Haut Bailly leads the Left Bank pack
Left Bank Bordeaux estates and Haut Bailly in particular are, currently, the main beneficiaries of the region’s growing revival as the previously high flying Right Bank slows.
It was noted earlier this month that Liv-ex’s “Bordeaux 500” index – which monitors the last 10 physical vintages of the 50 leading Bordeaux estates – was “moving in the right direction”. The top 20 performers on the index, largely 2005s and a smattering on ‘09s, ‘03s and ‘02s, had risen over 15% each since last July when the market began to turn following a 17 month downer.
Liv-ex has now looked at the best performing châteaux on the index regardless of vintage. Of the 50 estates, 37 have risen since July 2014, 13 rising at least 4%.
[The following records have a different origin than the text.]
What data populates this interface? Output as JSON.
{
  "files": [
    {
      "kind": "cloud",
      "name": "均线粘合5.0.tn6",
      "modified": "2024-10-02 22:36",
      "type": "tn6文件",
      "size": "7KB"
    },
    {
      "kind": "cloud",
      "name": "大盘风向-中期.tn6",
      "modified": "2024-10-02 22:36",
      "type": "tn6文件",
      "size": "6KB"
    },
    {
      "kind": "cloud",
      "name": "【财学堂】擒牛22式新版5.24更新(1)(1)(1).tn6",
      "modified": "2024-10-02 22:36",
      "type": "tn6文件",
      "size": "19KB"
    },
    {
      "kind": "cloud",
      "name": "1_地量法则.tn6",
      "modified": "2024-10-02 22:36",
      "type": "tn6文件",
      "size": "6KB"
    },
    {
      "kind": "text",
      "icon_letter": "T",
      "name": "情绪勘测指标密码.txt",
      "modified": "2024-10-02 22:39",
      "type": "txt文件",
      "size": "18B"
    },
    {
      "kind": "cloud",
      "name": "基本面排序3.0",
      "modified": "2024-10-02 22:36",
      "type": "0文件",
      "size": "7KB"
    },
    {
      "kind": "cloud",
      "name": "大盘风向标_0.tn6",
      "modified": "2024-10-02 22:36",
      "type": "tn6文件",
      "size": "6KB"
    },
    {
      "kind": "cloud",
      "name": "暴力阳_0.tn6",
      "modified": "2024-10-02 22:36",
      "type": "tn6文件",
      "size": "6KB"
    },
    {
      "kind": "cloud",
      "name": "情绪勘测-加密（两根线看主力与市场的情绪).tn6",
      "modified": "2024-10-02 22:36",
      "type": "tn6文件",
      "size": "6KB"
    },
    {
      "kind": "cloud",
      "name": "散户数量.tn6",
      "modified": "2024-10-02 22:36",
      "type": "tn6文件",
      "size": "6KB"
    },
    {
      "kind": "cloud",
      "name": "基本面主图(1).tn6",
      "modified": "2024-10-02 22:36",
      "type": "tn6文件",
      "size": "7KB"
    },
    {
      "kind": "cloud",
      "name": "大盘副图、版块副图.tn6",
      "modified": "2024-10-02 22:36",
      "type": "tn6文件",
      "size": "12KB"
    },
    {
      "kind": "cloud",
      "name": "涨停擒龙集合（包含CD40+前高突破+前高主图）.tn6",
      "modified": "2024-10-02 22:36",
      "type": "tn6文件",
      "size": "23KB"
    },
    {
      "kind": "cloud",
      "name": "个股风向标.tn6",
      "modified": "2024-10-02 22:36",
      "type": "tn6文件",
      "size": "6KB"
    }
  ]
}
The 10 leading labels are (in descending order): Haut Bailly, Angélus, Mouton Rothschild, Lynch Bages, Montrose, Pichon Lalande, Beychevelle, Vieux Château Certan, Palmer and Haut-Brion. Eight Left Bank properties and just two from the Right.
Four of the top five have recently had wines upgraded by Robert Parker (Haut Bailly, Montrose, Mouton Rothschild and Angélus), Haut Bailly’s 2009, Montrose’s 2010 and Mouton’s 2005 being the most notable examples.
And despite Mouton scooping the most headlines it is Haut Bailly which has been the most consistent performer so far this year on both its sub-index, the Left Bank 200, and the wider Bordeaux 500 index.
It is also striking that, with the possible exceptions of Angélus and more recent vintages of Palmer, all of the best performing wines represent or are seen to represent the holy trinity of good quality, good scores and “reasonable” prices.
Interestingly though, the resurgence of the Left Bank has come at the expense of the Right Bank. Throughout 2013 (and the tail end of 2012) the communes of St Emilion and Pomerol seemed immune to the slide of the Left Bank estates, rising 64% in five years and boosted largely by Pavie, Angélus (just upgraded to grand cru classé A) and l’Eglise Clinet.
In February 2014 however Liv-ex noted a disturbance in the force as the Right Bank 100 index dipped 4.1% after 13 months of non-stop rises.
Although 37 of the 50 labels on the 500 index have risen since last summer, 13 have declined and six of those are from the Right Bank.
Looking at the chart below it’s clear that the Right Bank 100 recovered from its early “wobble” in 2014 and hit a high patch between August and September before declining again.
Since late November it has been on a downward course while its sister sub-index, the Right Bank Super 50 (Pétrus, Le Pin, Ausone, Cheval Blanc and Lafleur) has dropped off quite suddenly after a strong rise in late 2014.
By way of contrast, look at the upward trajectories of the Left Bank 200 and Fine Wine (first growth) 50, the former going on a herculean drive since last July and the latter hitting its stride from December onwards.
All in all it can now be more confidently said that Bordeaux – at least the Left Bank – is once again “making headway”. How long can it last?